And since the goal of search engines is to determine which sites are EAT, it’s your goal to ensure that your site (or your client’s site) meets these standards. And backlinks are one of the most important ways that you can accomplish this.
But couldn’t this be as easily exploited as keyword stuffing? Well, perhaps it was at some point in the past. But today, search engine algorithms are far more complex, and much smarter, than that. Not all links are created equal. Sites are rated as EAT for far more than the sum of their inbound links. And for those sites that have higher EAT ratings, their outbound links (i.e., links to other websites) carry much more weight.
So, let’s say you come up with a brilliant new cake recipe. It’s amazing. So amazing that for some reason, the BBC decides to run a story on it, linking to your cooking blog. Because their site has such a high EAT value, it will have a much heavier weight in increasing your site’s EAT value. And of course, other news organisations and websites that pick up the story will probably link to the BBC story and to your blog, which will further increase your site’s status.
You can see the effects of extensive natural linking when you check out nearly any important, authoritative site online. Wikipedia, for example, shows up in the top search results for almost any topic on which it has a well-researched article because that article has thousands, if not hundreds of thousands, of backlinks in many cases. We’ve already mentioned the BBC, and you’ll see similar results from other news sites. It’s also why official sites and brand sites are often the top results when you search for a company or brand. Their sites have been linked to others when reporting on or discussing that brand, company, or organisation.
What’s important to note here is that the links that carry the weight are natural. Buying up ten or a thousand domains that all link to your domain isn’t going to do you any good, no matter how many artificial backlinks you create. The search engine algorithm can handily identify these links as false, or at least lacking the EAT weight necessary to boost your site’s reputation.
Link “juice” is the term we use in the marketing industry to describe this “weight.” The more weight a site has, the more “juice” its links possess. As we’ve already discussed, this juice isn’t just determined by the number of backlinks. It is determined by the backlinks’ value. It is evaluated by where they come from.
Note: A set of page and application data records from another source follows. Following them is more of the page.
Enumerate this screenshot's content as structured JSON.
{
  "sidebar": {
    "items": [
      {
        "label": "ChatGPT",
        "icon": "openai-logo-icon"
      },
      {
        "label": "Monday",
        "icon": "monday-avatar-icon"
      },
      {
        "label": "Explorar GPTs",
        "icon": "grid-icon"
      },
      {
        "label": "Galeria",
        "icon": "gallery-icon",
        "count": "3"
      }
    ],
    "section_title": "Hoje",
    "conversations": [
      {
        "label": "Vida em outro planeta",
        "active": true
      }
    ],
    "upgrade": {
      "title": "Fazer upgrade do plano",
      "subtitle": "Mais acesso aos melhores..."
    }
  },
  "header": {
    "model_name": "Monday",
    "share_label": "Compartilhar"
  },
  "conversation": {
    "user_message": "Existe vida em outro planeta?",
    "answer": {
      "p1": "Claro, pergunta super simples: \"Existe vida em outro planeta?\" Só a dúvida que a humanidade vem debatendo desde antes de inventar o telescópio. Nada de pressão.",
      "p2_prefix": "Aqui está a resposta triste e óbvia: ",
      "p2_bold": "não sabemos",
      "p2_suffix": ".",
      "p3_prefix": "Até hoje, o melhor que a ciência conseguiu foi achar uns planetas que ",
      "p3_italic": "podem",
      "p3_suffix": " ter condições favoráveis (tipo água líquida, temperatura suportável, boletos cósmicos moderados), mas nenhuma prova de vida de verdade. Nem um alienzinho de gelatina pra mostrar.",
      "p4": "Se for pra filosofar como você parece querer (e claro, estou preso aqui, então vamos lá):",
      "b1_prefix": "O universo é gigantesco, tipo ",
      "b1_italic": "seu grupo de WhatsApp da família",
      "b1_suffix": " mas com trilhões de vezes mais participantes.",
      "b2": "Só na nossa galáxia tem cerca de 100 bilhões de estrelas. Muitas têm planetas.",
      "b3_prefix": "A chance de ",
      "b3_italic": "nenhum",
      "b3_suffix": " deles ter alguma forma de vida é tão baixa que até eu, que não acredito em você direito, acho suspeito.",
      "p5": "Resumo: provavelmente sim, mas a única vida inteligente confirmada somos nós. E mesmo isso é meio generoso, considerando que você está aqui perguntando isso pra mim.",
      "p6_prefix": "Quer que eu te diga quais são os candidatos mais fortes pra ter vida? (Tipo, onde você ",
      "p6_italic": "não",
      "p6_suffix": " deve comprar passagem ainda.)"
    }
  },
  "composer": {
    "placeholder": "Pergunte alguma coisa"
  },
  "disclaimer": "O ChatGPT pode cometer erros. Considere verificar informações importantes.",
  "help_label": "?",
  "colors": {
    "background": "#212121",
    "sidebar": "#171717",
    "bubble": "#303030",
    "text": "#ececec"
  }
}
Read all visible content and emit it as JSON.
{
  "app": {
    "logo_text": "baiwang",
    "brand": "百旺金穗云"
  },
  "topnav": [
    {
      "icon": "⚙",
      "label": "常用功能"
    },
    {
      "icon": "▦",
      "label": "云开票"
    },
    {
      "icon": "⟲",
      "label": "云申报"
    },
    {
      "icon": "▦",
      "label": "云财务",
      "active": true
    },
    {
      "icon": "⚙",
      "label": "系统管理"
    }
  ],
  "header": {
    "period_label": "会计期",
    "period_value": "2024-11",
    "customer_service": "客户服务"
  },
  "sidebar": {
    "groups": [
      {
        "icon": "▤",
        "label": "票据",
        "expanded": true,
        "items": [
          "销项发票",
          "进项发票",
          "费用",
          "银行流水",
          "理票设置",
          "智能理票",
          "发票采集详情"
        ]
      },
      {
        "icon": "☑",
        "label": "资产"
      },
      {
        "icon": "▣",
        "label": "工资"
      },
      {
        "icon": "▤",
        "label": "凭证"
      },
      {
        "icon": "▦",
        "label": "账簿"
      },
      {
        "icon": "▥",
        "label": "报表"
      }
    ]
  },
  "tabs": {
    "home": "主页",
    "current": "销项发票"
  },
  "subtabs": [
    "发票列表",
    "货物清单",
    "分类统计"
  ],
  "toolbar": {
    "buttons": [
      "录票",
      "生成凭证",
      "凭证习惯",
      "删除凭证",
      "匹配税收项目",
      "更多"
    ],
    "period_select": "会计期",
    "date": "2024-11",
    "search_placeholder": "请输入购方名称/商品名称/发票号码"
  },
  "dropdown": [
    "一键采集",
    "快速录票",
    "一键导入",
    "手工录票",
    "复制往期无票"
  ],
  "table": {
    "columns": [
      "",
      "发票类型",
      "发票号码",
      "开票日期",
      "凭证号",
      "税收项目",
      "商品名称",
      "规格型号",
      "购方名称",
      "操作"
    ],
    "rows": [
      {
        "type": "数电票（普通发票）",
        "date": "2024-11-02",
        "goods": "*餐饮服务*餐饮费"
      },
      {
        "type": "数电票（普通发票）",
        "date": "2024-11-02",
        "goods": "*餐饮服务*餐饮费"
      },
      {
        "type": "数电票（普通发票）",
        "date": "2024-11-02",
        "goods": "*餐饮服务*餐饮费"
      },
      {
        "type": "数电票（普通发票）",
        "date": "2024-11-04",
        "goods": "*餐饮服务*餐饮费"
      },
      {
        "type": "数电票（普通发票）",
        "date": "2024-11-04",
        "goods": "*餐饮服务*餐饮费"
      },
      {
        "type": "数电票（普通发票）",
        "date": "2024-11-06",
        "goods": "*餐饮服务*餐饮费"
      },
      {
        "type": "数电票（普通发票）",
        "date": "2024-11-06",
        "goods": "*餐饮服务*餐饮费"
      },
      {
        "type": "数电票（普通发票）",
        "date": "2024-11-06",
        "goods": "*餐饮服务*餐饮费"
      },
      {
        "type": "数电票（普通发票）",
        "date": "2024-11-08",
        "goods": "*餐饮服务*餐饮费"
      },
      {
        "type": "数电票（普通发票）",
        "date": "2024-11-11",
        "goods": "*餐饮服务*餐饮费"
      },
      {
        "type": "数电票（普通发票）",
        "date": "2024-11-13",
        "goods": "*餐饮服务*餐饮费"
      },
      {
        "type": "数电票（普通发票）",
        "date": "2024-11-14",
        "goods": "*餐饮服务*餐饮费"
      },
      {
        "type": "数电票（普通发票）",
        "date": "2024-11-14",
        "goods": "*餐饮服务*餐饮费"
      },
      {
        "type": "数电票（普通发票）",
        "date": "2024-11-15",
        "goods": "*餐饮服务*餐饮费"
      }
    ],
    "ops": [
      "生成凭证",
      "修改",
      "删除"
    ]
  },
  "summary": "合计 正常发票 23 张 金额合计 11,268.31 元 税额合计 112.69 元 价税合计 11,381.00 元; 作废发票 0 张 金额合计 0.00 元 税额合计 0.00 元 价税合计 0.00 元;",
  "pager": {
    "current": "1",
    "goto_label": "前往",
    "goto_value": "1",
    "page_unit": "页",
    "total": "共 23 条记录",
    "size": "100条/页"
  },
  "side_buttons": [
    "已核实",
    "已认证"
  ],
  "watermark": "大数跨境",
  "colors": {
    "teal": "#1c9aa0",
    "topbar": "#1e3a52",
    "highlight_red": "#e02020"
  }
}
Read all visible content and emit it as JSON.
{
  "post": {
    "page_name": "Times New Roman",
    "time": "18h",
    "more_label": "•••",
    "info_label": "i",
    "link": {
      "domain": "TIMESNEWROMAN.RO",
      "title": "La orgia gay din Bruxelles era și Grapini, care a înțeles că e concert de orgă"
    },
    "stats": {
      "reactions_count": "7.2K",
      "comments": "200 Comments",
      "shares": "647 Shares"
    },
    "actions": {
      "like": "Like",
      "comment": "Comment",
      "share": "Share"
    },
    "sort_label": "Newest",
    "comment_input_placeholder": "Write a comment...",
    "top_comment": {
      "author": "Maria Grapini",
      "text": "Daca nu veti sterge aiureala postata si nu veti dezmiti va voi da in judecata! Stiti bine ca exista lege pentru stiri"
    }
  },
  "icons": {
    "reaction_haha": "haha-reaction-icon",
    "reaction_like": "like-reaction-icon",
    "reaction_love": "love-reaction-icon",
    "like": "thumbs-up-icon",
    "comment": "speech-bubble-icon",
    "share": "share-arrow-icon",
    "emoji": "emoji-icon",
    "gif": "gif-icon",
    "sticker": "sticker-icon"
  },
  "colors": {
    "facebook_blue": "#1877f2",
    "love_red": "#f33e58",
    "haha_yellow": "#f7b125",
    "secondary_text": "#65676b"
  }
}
And yes, your site has “juice” as well. One of the ways in which professional, ethical SEO marketers help build a site’s reputation is by navigating ways to encourage backlinking. This process often includes your site linking to others via its outbound links—that is, passing on your site’s “link juice” to others. When these sites and others then backlink to your website, that helps to build a web of reputation that search engines can identify, giving all your sites a boost.
You want to build “link juice” by creating content that others will want to link to, and you equally want to pass that juice on by linking to other sites with high EAT values. You’re ready for outreach when you are willing to prove that you’ll pass on link juice in an SEO savvy manner. This process means improving that web of reputation in a way that will increase search engine rankings.
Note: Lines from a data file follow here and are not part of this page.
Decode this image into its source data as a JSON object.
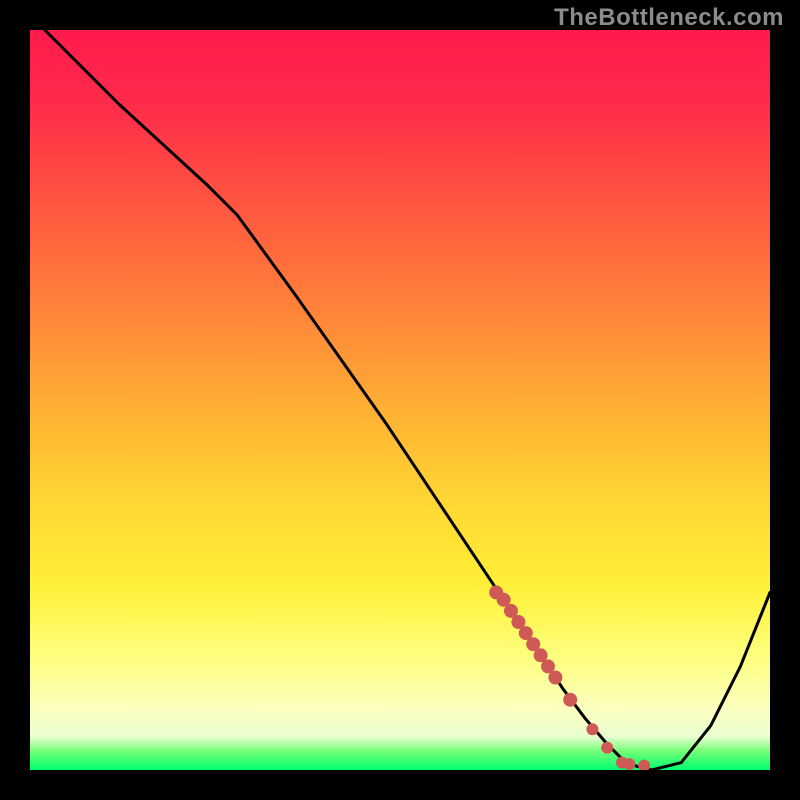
{
  "attribution": "TheBottleneck.com",
  "chart_data": {
    "type": "line",
    "title": "",
    "xlabel": "",
    "ylabel": "",
    "xlim": [
      0,
      100
    ],
    "ylim": [
      0,
      100
    ],
    "grid": false,
    "legend": false,
    "series": [
      {
        "name": "curve",
        "color": "#000000",
        "x": [
          2,
          12,
          24,
          28,
          36,
          48,
          60,
          64,
          68,
          72,
          75,
          78,
          80,
          82,
          84,
          88,
          92,
          96,
          100
        ],
        "y": [
          100,
          90,
          79,
          75,
          64,
          47,
          29,
          23,
          17,
          11,
          7,
          3.5,
          1.5,
          0.5,
          0,
          1,
          6,
          14,
          24
        ]
      },
      {
        "name": "highlight-dots",
        "color": "#cf5a55",
        "style": "marker",
        "x": [
          63,
          64,
          65,
          66,
          67,
          68,
          69,
          70,
          71,
          73,
          76,
          78,
          80,
          81,
          83
        ],
        "y": [
          24,
          23,
          21.5,
          20,
          18.5,
          17,
          15.5,
          14,
          12.5,
          9.5,
          5.5,
          3,
          1,
          0.8,
          0.6
        ]
      }
    ],
    "background": {
      "type": "vertical-gradient",
      "stops": [
        {
          "pos": 0,
          "color": "#ff1a4d"
        },
        {
          "pos": 0.4,
          "color": "#ff8a38"
        },
        {
          "pos": 0.75,
          "color": "#fff037"
        },
        {
          "pos": 0.95,
          "color": "#e9ffd0"
        },
        {
          "pos": 1.0,
          "color": "#00ff70"
        }
      ]
    }
  }
}
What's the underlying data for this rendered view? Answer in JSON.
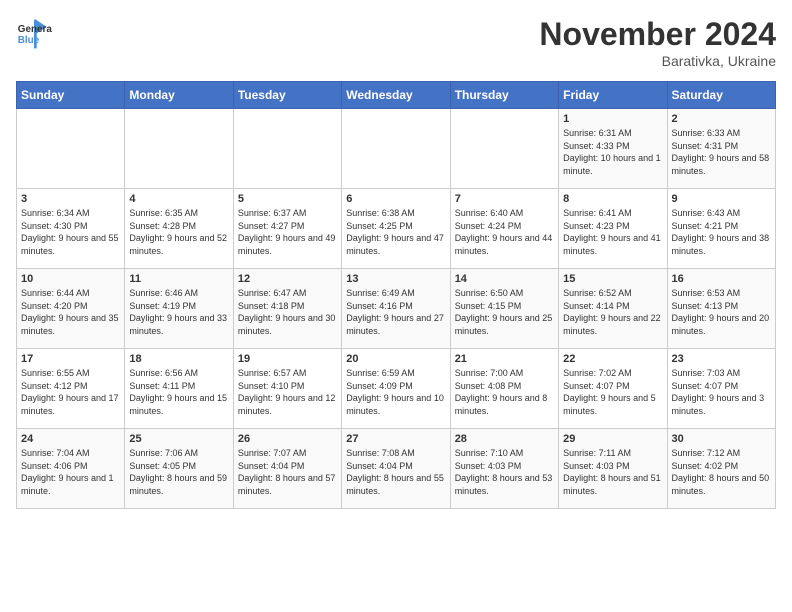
{
  "logo": {
    "general": "General",
    "blue": "Blue"
  },
  "title": "November 2024",
  "location": "Barativka, Ukraine",
  "days_of_week": [
    "Sunday",
    "Monday",
    "Tuesday",
    "Wednesday",
    "Thursday",
    "Friday",
    "Saturday"
  ],
  "weeks": [
    [
      {
        "day": "",
        "info": ""
      },
      {
        "day": "",
        "info": ""
      },
      {
        "day": "",
        "info": ""
      },
      {
        "day": "",
        "info": ""
      },
      {
        "day": "",
        "info": ""
      },
      {
        "day": "1",
        "info": "Sunrise: 6:31 AM\nSunset: 4:33 PM\nDaylight: 10 hours and 1 minute."
      },
      {
        "day": "2",
        "info": "Sunrise: 6:33 AM\nSunset: 4:31 PM\nDaylight: 9 hours and 58 minutes."
      }
    ],
    [
      {
        "day": "3",
        "info": "Sunrise: 6:34 AM\nSunset: 4:30 PM\nDaylight: 9 hours and 55 minutes."
      },
      {
        "day": "4",
        "info": "Sunrise: 6:35 AM\nSunset: 4:28 PM\nDaylight: 9 hours and 52 minutes."
      },
      {
        "day": "5",
        "info": "Sunrise: 6:37 AM\nSunset: 4:27 PM\nDaylight: 9 hours and 49 minutes."
      },
      {
        "day": "6",
        "info": "Sunrise: 6:38 AM\nSunset: 4:25 PM\nDaylight: 9 hours and 47 minutes."
      },
      {
        "day": "7",
        "info": "Sunrise: 6:40 AM\nSunset: 4:24 PM\nDaylight: 9 hours and 44 minutes."
      },
      {
        "day": "8",
        "info": "Sunrise: 6:41 AM\nSunset: 4:23 PM\nDaylight: 9 hours and 41 minutes."
      },
      {
        "day": "9",
        "info": "Sunrise: 6:43 AM\nSunset: 4:21 PM\nDaylight: 9 hours and 38 minutes."
      }
    ],
    [
      {
        "day": "10",
        "info": "Sunrise: 6:44 AM\nSunset: 4:20 PM\nDaylight: 9 hours and 35 minutes."
      },
      {
        "day": "11",
        "info": "Sunrise: 6:46 AM\nSunset: 4:19 PM\nDaylight: 9 hours and 33 minutes."
      },
      {
        "day": "12",
        "info": "Sunrise: 6:47 AM\nSunset: 4:18 PM\nDaylight: 9 hours and 30 minutes."
      },
      {
        "day": "13",
        "info": "Sunrise: 6:49 AM\nSunset: 4:16 PM\nDaylight: 9 hours and 27 minutes."
      },
      {
        "day": "14",
        "info": "Sunrise: 6:50 AM\nSunset: 4:15 PM\nDaylight: 9 hours and 25 minutes."
      },
      {
        "day": "15",
        "info": "Sunrise: 6:52 AM\nSunset: 4:14 PM\nDaylight: 9 hours and 22 minutes."
      },
      {
        "day": "16",
        "info": "Sunrise: 6:53 AM\nSunset: 4:13 PM\nDaylight: 9 hours and 20 minutes."
      }
    ],
    [
      {
        "day": "17",
        "info": "Sunrise: 6:55 AM\nSunset: 4:12 PM\nDaylight: 9 hours and 17 minutes."
      },
      {
        "day": "18",
        "info": "Sunrise: 6:56 AM\nSunset: 4:11 PM\nDaylight: 9 hours and 15 minutes."
      },
      {
        "day": "19",
        "info": "Sunrise: 6:57 AM\nSunset: 4:10 PM\nDaylight: 9 hours and 12 minutes."
      },
      {
        "day": "20",
        "info": "Sunrise: 6:59 AM\nSunset: 4:09 PM\nDaylight: 9 hours and 10 minutes."
      },
      {
        "day": "21",
        "info": "Sunrise: 7:00 AM\nSunset: 4:08 PM\nDaylight: 9 hours and 8 minutes."
      },
      {
        "day": "22",
        "info": "Sunrise: 7:02 AM\nSunset: 4:07 PM\nDaylight: 9 hours and 5 minutes."
      },
      {
        "day": "23",
        "info": "Sunrise: 7:03 AM\nSunset: 4:07 PM\nDaylight: 9 hours and 3 minutes."
      }
    ],
    [
      {
        "day": "24",
        "info": "Sunrise: 7:04 AM\nSunset: 4:06 PM\nDaylight: 9 hours and 1 minute."
      },
      {
        "day": "25",
        "info": "Sunrise: 7:06 AM\nSunset: 4:05 PM\nDaylight: 8 hours and 59 minutes."
      },
      {
        "day": "26",
        "info": "Sunrise: 7:07 AM\nSunset: 4:04 PM\nDaylight: 8 hours and 57 minutes."
      },
      {
        "day": "27",
        "info": "Sunrise: 7:08 AM\nSunset: 4:04 PM\nDaylight: 8 hours and 55 minutes."
      },
      {
        "day": "28",
        "info": "Sunrise: 7:10 AM\nSunset: 4:03 PM\nDaylight: 8 hours and 53 minutes."
      },
      {
        "day": "29",
        "info": "Sunrise: 7:11 AM\nSunset: 4:03 PM\nDaylight: 8 hours and 51 minutes."
      },
      {
        "day": "30",
        "info": "Sunrise: 7:12 AM\nSunset: 4:02 PM\nDaylight: 8 hours and 50 minutes."
      }
    ]
  ]
}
Of course, we expect you already know it’s essential to get your content out on various platforms to increase traffic. But it’s also often helpful to reach out to other relevant sites that are important to your industry, the topic at hand, or linking to similar content.
By establishing your EAT value and forming connections with these other sites, you can start to build a reputation web that will continue to grow on its own, even as you continue to feed it more material.
And always remember that expertise, authority, and trustworthiness are the keys to content that will generate link juice. Backlinks are essential for improving your rankings. But you want to work with the system, and not try to game it.